Yesterday, Google introduced the Chromecast, an HDTV accessory that's kind of like a cross between an Apple TV and a Roku box. But here's the kicker: It's only $35.

The gizmo looks a lot like a USB flash drive, but instead of plugging into your PC, it plugs into one of your TV's available HDMI ports. Then it feeds video and audio from your smartphone, tablet, or laptop, meaning you can enjoy things like Netflix, Pandora, and YouTube on your big screen.

Needless to say, you can accomplish much the same thing with an Apple TV or Roku box, but the Chromecast differs in a few key ways.

For starters, there's no separate remote; you use your Android or iOS device (or PC) to browse and queue up content, play/pause the stream, adjust volume, and so on.

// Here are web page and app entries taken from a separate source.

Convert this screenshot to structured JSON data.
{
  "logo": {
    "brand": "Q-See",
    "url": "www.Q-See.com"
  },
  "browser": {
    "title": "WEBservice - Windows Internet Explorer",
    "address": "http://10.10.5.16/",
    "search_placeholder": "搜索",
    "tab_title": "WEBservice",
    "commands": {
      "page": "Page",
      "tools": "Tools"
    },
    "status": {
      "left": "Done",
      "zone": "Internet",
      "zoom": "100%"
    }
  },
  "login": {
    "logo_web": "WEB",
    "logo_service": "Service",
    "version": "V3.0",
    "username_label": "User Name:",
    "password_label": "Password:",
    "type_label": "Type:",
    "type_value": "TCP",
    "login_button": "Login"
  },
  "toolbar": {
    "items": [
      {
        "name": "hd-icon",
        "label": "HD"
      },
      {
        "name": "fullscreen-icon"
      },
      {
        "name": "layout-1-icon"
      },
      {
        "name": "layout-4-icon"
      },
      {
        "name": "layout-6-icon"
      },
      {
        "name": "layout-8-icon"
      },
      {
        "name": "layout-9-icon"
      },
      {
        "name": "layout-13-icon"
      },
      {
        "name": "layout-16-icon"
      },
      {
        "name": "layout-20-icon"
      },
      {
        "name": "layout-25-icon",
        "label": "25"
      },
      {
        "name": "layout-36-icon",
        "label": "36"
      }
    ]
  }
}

In fact, the Chromecast is really designed to mirror your small screen to your large one. Thus, in addition to the aforementioned services, you can display anything from your Web browser (Google Chrome only, natch) on your Windows or Mac computer.

And let's not forget, the Chromecast plugs directly into your TV, so there's no box cluttering up the joint. In fact, the only cord required is for power, and if your TV has a powered USB port, you can connect to that instead of an AC outlet.

My favorite Chromecast "feature" isn't really a feature at all: It's the three free months of Netflix you get when you buy one, even if you're already a Netflix subscriber. That's a $24 value, effectively lowering the hardware cost to all of $11. Yowza.

You can pre-order a Chromecast now; Google is currently promising delivery in 3-4 weeks. (It was briefly available via Amazon and Best Buy, but both are now out of stock.)

As someone who already owns an Apple TV and several Roku boxes, I don't especially need a Google Chromecast. But I ordered one anyway, mostly because it's a cool gizmo at a great price.

Indeed, if you've been looking for a way to enjoy small-screen content on your HDTV, there's never been a more affordable solution. Even without any hands-on testing, I'm giving this a solid "buy" recommendation.

Your thoughts?

Veteran technology writer Rick Broida is the author of numerous books, blogs, and features. He lends his money-saving expertise to CNET and, and also writes for PC World and Wired.